Of course, we as consumers want everything in a product. I think the real competition for Sony and Amazon is Apple. Apparently, there’s talk of a small tablet coming out… bigger than the iPhone. If it has the capabilities of the iPhone along with a DRM-free reader, it will pretty much dominate for quite a while. I would love a small tablet with a stylus to jot handwritten stuff, mixed in with a phone that has video capabilities, and the entertainment factor of an iPhone. Yeah, sure… add email. Let’s move away from laptops.
@Anon February 10, 2009 9:18 AM –
I love everything in a product, which is why I read ebooks on my iPhone and my other PDA (yes, I have two everything gadgets). The Kindle really, really cool, but I don’t think it will ever monopolize the ebook market. A separate product just for *books* is great for us book lovers, but not what casual book readers want.
Also, as someone who buys ebooks, I can understand why Nathan would want or need two ebook readers. Some books are only available for Kindle, or only for Sony Reader. That is frustrating to me (I don’t own either), which is why a cross-platform ebook file format is important (analogous to the mp3 music format).

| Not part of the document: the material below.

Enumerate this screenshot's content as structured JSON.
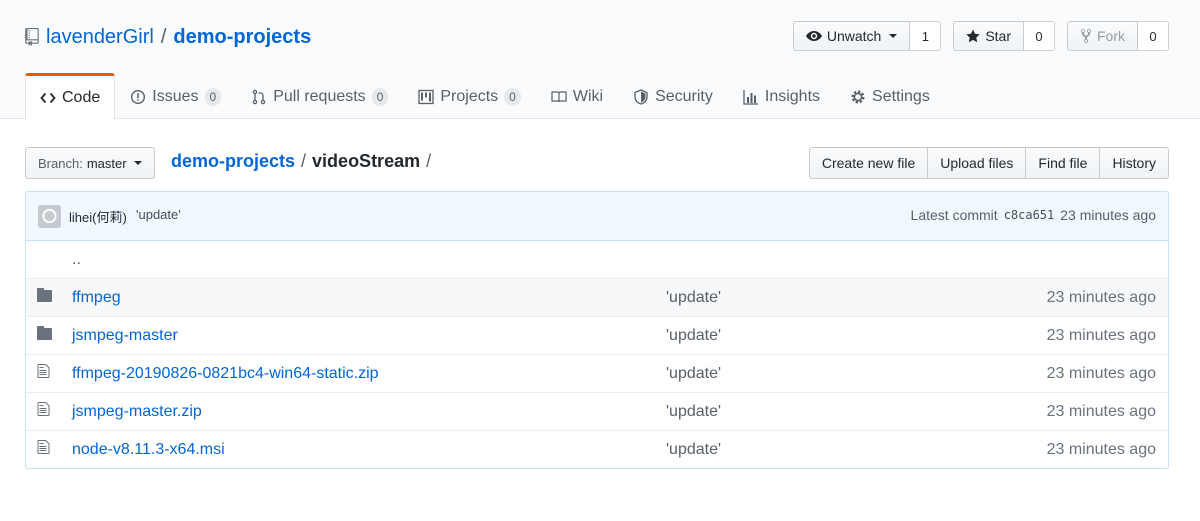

So I guess my stance is, sign me up for the a great everything gadget, and please let me get ebooks on it! 🙂
That last one was to anon February 11, 2009 3:14 AM, btw. I’m overly passionate about this ebook thing, if you haven’t guessed. 🙂
Ahh, Nathan, I hate the new layout for commenting. But only because some how my work computer blocks me from posting under this new system but I can post just fine using the commenting system with the pictures. darn darn darn. Guess this means I will have to work at work. How sad.
Not sure if this has been answered – I didn’t read all 123 comments!
Can you buy a Kindle edition on Amazon and download it to the Sony, or can you only read Kindle editions on a Kindle reader?
SB @ February 11, 2009 1:43 PM: Yes, and that’s a good thing! I’m a horrible reader, want to be a better one, and love technology. I’ve heard that the Kindles have helped a lot of people consume books more often and more voraciously (b/c of its capability to download immediately… and now allows us to preview books), so if that’s true, the technology may be helping our industry!
A @ February 11, 2009 6:06 PM: Here’s the thing that people are griping about: I think Amazon’s books are a proprietary format. This I believe is the reason why the publishing industry is a little wary of Amazon’s efforts at dominance. It’s a little like Apple and iTunes back in the day. But to be fair, Sony has their own proprietary format too. Both readers handle all sorts of other formats. I think in general it will be a race to see who has the larger catalog, who has the less restrictive use licensing, and who (if possible) has the best reader. I still say Apple has the best handle on useability, design, and forward thinking. But with regard to formats, in my ignorant opinion, it’s almost up to the consumer to complain enough to get the digital industry to open up (just like music).
I just came across this looking for clarity: https://tinyurl.com/24oyvh It’s an article at Gizmodo that talks about the licensing issues with Amazon and Sony. NOTE: this was published in March of 2008 so things might have changed.
Oh and by the way, don’t count out the alliance that seems to be forming between Apple and Google with regard to books. That’s a space to watch too…
One truly last thing: if reading on mobiles or on computer and you haven’t checked these sites out by now, go to DailyLit and Project Gutenberg for free reads…
(coffee’s done, goodbye)